The Pew Research Center, which calls itself a non-partisan “fact tank,” has conducted the Global Attitudes Project since 2001.
 
 
Following is the transcript of CNSNews.com’s questions to Kohut and his response, as well as the response from Richard Wike, associate director of the Pew Global Attitude Project.
 
CNSNews.com: Can you give us more details on the special follow up poll when you asked about the Arizona law, as far as polling in Mexico? I was curious about how you posed that question and the methodology of getting that polling on the Arizona law.
 
Kohut: Sure, what we did was a follow up interview; a small national sample. The questions posed were the same questions that we asked prior to the interview. There were some follow-up questions about this law, but they are not considered in this report. What we were looking at (was) the pre-, post-reaction to the United States…
 
CNSNews.com: So the question wasn’t specifically asked about the Arizona law? You just did the widespread poll to see if it changed, pre- and post?
 
Kohut: That’s right.
 
CNSNews.com: So you did not at all ask about the Arizona law?
 
Kohut: We did ask questions about the Arizona law, but they’re not in this report.
 
Wike: We asked some questions about how people heard about the law and asked people to rate certain leaders on how they’re dealing with the law.
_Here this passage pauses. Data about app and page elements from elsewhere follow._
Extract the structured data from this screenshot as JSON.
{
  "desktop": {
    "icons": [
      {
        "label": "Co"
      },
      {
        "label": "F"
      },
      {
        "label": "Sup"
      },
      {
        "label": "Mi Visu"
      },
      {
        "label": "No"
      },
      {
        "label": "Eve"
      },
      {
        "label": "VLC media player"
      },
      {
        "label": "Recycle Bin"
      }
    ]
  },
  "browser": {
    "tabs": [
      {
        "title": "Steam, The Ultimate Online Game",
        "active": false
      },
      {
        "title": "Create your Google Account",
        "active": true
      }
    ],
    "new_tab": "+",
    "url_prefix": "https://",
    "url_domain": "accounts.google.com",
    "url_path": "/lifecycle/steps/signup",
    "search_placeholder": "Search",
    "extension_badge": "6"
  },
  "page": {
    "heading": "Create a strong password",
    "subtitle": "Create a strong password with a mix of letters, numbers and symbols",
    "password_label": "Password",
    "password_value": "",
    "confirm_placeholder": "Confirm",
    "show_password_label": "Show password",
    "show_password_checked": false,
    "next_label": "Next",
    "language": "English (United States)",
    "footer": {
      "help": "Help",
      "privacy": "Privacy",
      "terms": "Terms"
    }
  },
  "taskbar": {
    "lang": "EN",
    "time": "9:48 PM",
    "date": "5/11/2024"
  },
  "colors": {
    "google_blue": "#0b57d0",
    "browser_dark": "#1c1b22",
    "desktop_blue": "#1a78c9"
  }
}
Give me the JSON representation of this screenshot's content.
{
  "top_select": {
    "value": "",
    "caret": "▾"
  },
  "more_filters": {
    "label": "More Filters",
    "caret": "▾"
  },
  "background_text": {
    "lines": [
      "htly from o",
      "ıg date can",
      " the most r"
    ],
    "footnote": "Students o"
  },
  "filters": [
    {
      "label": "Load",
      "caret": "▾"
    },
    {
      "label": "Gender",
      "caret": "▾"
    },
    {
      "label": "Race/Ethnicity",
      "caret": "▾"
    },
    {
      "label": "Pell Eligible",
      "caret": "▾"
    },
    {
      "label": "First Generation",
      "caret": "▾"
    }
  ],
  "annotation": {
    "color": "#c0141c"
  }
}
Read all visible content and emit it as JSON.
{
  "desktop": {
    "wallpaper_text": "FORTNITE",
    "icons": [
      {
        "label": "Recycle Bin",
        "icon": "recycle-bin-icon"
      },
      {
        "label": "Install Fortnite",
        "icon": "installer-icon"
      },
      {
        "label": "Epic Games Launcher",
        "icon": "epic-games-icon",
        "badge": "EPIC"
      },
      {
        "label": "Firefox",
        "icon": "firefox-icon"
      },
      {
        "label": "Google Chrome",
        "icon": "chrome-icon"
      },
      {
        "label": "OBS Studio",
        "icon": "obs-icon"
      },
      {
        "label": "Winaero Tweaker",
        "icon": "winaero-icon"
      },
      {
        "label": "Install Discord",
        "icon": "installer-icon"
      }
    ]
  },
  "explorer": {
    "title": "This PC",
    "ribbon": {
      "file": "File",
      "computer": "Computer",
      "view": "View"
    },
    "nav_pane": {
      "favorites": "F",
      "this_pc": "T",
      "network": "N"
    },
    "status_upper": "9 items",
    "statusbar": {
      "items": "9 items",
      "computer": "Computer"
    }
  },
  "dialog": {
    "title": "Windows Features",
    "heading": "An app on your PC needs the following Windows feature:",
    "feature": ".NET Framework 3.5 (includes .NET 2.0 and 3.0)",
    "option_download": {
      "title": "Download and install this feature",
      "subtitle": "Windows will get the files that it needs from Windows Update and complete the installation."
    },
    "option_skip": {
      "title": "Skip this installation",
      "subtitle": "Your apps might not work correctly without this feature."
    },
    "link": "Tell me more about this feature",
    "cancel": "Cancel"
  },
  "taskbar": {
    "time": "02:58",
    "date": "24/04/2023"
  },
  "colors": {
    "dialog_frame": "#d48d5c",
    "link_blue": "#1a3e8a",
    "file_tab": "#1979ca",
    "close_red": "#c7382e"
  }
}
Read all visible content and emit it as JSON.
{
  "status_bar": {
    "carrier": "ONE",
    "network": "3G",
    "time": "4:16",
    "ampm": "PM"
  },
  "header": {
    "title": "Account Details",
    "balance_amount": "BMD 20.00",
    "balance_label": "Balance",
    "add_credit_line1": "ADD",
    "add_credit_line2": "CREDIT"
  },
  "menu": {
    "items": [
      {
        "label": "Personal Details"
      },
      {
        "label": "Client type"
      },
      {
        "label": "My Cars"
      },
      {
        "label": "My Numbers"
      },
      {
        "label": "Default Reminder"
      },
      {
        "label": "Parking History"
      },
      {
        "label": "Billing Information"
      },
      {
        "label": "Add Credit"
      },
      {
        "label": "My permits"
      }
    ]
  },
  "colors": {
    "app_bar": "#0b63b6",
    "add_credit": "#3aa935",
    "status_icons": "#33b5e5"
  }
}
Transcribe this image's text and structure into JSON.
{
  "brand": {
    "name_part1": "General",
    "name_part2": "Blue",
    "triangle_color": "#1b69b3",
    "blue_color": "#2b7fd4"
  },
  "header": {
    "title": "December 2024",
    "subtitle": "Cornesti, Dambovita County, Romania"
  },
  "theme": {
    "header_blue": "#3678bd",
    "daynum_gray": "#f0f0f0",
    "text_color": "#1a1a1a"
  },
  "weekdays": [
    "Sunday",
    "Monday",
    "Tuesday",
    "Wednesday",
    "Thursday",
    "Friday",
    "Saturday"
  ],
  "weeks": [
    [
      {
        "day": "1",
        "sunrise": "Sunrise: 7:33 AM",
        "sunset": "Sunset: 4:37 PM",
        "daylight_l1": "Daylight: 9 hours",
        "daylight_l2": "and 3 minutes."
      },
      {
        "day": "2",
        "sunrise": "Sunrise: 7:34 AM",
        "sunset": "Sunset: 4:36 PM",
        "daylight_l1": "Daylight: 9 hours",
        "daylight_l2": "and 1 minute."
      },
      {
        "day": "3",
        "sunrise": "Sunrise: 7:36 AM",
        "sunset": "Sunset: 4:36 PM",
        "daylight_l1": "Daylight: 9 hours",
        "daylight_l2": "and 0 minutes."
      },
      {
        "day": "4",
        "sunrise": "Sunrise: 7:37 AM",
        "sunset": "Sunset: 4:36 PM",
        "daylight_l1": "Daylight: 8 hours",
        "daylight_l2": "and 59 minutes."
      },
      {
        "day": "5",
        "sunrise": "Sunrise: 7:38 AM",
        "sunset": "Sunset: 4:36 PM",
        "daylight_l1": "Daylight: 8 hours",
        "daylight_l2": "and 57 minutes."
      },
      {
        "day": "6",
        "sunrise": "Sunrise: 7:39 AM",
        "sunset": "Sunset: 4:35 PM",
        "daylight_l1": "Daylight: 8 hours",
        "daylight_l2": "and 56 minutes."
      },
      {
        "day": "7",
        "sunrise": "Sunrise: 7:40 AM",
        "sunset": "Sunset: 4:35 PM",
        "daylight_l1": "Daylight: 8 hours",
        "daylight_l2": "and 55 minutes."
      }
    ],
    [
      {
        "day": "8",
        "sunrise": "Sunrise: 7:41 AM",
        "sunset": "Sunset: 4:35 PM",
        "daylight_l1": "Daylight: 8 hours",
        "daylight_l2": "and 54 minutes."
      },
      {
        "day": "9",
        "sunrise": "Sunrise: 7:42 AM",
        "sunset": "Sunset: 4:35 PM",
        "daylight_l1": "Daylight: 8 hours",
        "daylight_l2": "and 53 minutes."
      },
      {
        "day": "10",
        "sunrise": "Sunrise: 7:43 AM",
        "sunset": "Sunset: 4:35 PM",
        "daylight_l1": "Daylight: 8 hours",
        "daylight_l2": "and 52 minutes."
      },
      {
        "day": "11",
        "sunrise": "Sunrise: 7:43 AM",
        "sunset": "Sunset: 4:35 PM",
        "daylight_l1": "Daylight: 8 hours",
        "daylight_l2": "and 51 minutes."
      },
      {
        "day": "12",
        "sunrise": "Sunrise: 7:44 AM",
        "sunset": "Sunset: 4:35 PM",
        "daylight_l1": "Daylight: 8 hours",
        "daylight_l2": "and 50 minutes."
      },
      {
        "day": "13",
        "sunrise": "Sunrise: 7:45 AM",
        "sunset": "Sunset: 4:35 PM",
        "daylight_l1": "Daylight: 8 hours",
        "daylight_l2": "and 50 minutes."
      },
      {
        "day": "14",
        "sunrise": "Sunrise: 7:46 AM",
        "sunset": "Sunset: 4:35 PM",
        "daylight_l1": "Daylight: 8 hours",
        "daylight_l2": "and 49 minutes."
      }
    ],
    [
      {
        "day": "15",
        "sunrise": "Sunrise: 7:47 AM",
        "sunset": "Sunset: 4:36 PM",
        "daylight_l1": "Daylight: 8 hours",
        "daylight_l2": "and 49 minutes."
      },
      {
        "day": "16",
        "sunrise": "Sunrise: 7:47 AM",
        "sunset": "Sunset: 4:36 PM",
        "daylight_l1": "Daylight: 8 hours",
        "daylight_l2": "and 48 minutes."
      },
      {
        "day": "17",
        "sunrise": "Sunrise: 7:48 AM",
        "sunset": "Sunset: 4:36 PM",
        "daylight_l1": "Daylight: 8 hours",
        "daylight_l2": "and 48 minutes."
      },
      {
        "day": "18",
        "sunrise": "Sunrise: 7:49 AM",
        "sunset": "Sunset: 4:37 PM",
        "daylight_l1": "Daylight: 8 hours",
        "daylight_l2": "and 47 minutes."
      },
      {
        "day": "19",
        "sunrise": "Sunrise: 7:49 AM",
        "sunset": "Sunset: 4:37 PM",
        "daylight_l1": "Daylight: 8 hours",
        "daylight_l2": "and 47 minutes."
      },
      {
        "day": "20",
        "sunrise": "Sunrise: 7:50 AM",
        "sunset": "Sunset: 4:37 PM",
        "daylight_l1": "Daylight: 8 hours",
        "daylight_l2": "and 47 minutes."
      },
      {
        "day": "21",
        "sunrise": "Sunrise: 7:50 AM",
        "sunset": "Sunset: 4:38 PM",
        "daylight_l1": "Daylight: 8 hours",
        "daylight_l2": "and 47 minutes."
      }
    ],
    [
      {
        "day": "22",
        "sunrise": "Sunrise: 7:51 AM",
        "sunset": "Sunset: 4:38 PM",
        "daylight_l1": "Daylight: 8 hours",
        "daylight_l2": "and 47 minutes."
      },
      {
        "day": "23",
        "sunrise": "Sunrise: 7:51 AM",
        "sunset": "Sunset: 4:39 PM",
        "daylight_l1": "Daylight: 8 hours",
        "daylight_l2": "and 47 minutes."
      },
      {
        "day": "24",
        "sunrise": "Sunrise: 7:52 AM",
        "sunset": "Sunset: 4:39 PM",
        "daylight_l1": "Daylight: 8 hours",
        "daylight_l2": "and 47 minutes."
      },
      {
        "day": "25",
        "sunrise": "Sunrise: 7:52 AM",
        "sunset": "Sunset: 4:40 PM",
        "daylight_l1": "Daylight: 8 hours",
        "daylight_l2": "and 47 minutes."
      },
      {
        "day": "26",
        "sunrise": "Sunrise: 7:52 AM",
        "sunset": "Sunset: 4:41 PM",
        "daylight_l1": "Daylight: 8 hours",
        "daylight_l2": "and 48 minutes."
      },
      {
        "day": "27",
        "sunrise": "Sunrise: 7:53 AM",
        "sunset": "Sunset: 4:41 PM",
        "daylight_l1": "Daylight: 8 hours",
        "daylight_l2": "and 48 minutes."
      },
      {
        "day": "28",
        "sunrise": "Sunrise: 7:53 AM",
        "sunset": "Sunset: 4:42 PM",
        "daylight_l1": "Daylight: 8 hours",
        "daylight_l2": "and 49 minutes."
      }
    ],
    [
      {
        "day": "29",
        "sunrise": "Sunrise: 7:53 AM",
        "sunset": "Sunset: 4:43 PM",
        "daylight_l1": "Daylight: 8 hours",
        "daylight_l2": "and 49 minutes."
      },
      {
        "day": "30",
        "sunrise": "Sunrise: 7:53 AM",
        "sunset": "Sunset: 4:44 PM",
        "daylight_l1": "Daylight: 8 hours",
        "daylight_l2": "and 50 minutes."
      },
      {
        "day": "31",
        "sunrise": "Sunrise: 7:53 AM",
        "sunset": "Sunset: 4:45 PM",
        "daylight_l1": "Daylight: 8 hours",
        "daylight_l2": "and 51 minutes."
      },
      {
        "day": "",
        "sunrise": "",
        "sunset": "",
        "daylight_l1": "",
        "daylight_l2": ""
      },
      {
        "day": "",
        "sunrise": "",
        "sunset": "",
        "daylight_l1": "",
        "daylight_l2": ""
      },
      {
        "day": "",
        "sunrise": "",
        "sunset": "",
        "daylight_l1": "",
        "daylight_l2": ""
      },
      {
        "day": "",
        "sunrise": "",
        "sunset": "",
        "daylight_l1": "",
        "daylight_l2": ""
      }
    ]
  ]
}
Some of that, you can see in this report … there’s a little bit of that in this report.
 
CNSNews.com: I guess the question I wanted to get answered is, how that law was asked (about)?
 
Kohut: The most important thing here is not how that question was asked about the … Arizona law—(It’s) that we did a survey completely comparable on the view of the United States, without any reference to the Arizona law, we got a big difference. The inference that we can draw from that is there’s a backlash in the United States as a consequence of this law.